 10 The lover of money will not be satisfied with money; nor the lover of wealth, with gain. This also is vanity.

 11 When goods increase, those who eat them increase; and what gain has their owner but to see them with his eyes?

 12 Sweet is the sleep of laborers, whether they eat little or much; but the surfeit of the rich will not let them sleep.

 13 There is a grievous ill that I have seen under the sun: riches were kept by their owners to their hurt,14 and those riches were lost in a bad venture; though they are parents of children, they have nothing in their hands. 15 As they came from their mother’s womb, so they shall go again, naked as they came; they shall take nothing for their toil, which they may carry away with their hands. 16 This also is a grievous ill: just as they came, so shall they go; and what gain do they have from toiling for the wind? 17 Besides, all their days they eat in darkness, in much vexation and sickness and resentment.

 18 This is what I have seen to be good: it is fitting to eat and drink and find enjoyment in all the toil with which one toils under the sun the few days of the life God gives us; for this is our lot. 19 Likewise all to whom God gives wealth and possessions and whom he enables to enjoy them, and to accept their lot and find enjoyment in their toil– this is the gift of God. 20 For they will scarcely brood over the days of their lives, because God keeps them occupied with the joy of their hearts.

 

Gratitude and joy are the gifts from God in Ecclesiastes, not wealth or wisdom (even though it is better than foolishness). Our desire for wealth, power, possessions, land, position, and numerous other things we think will make us happy is insatiable. When riches and status become the central quest in life they leave the seeker unsatisfied. Governments may be corrupt, the system may be unfair, riches may be lost suddenly and all may be vanity yet joy can be found.

Ecclesiastes can recognize the problems and corruption that are a part of government and bureaucracy and still believe they ultimately benefit the land and the people. The oppression of the poor and the violation of justice and right are real, and a person may not be in a position to change these things. Yet, the author is no revolutionary. Even with all of the government of his time’s flaws he still sees the king (and by extension the rest of the government) put in place to serve the land and the farmer. The people placed in positions of authority may be motivated by a quest for greed or power, yet in the balance there is justice in the midst of the injustice, protection of justice and right in the midst of the injustice and ultimately even a bad government is in service of its people. Ecclesiastes is wisdom literature, not prophetic literature, so do not be surprised that it is invested in the maintaining of the way things are. Yet, there is wisdom in learning the balance of where one can invest in change and where one learns to live in an imperfect system.

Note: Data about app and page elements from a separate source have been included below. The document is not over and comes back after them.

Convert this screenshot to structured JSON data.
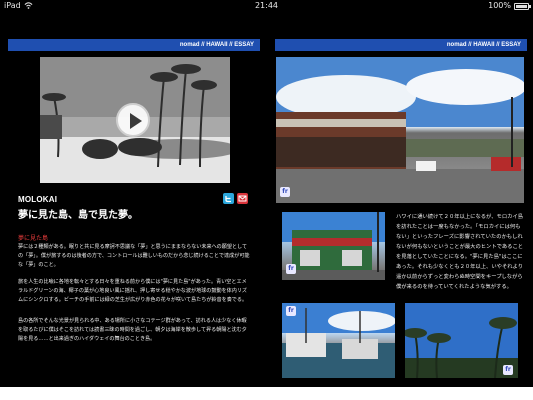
{
  "status": {
    "carrier": "iPad",
    "time": "21:44",
    "battery_percent": "100%",
    "battery_level": 1.0
  },
  "left_page": {
    "breadcrumb": "nomad // HAWAII // ESSAY",
    "location": "MOLOKAI",
    "title": "夢に見た島、島で見た夢。",
    "subhead": "夢に見た島",
    "paragraph_1": "夢には２種類がある。眠りと共に見る摩訶不思議な「夢」と思うにままならない未来への願望としての「夢」。僕が旅するのは後者の方で、コントロールは難しいものだから念じ続けることで達成が可能な「夢」のこと。",
    "paragraph_2": "旅を人生の比喩に各地を転々とする日々を重ねる前から僕には\"夢に見た島\"があった。青い空とエメラルドグリーンの海、椰子の葉が心地良い風に揺れ、押し寄せる穏やかな波が地球の鼓動を体内リズムにシンクロする。ビーチの手前には緑の芝生が広がり赤色の花々が咲いて島たちが鈴音を奏でる。",
    "paragraph_3": "島の各所でそんな光景が見られる中、ある場所に小さなコテージ群があって、訪れる人は少なく休暇を取るたびに僕はそこを訪れては読書三昧の時間を過ごし、朝夕は海岸を散歩して昇る朝陽と沈む夕陽を見る……と出来過ぎのハイダウェイの舞台のことき島。"
  },
  "right_page": {
    "breadcrumb": "nomad // HAWAII // ESSAY",
    "side_text": "ハワイに通い続けて２０年以上になるが、モロカイ島を訪れたことは一度もなかった。「モロカイには何もない」といったフレーズに影響されていたのかもしれないが何もないということが最大のヒントであることを見落としていたことになる。\"夢に見た島\"はここにあった。それも少なくとも２０年以上、いやそれより遥か以前からずっと変わらぬ時空間をキープしながら僕が来るのを待っていてくれたような気がする。",
    "badge_label": "fr"
  },
  "icons": {
    "share_twitter": "twitter-icon",
    "share_mail": "mail-icon",
    "play": "play-icon",
    "photo_badge": "flickr-badge-icon"
  },
  "colors": {
    "header_blue": "#1f4fb0",
    "subhead_red": "#e23b3b",
    "twitter_blue": "#2ba7dc",
    "mail_red": "#d9333a"
  }
}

Wisdom that is applied to the increasing of goods or the increasing of position and power is never satisfied. The human appetite for acquisition is insatiable. Riches can be hoarded and lost and never enjoyed. The future is never guaranteed, permanent security is never guaranteed, one’s position in society is never guaranteed. If one lives one’s life only for the future never enjoying the food and drink that one has, never giving thanks for the banquets one can be a part of or host, then one lives impoverished. If one spends one’s nights continually plagued by insecurity over one’s possessions or plotting how to increase one’s wealth or stature, one lives an impoverished life. If one never is given the gift of enjoying their labor and their time of leisure, one lives an impoverished life. The paradox of Ecclesiastes wisdom is that it is by embracing one’s limits-one’s mortality, one’s possessions, one’s position, and one’s companions that one is able to be thankful. Gratitude and joy is a gift of God in the midst of our brief days, our limited resources, our imperfect situations and governments and in our families and friends. Ecclesiastes is not, as I once thought, dismissive of life but actively seeks to embrace life as it is lived in the present.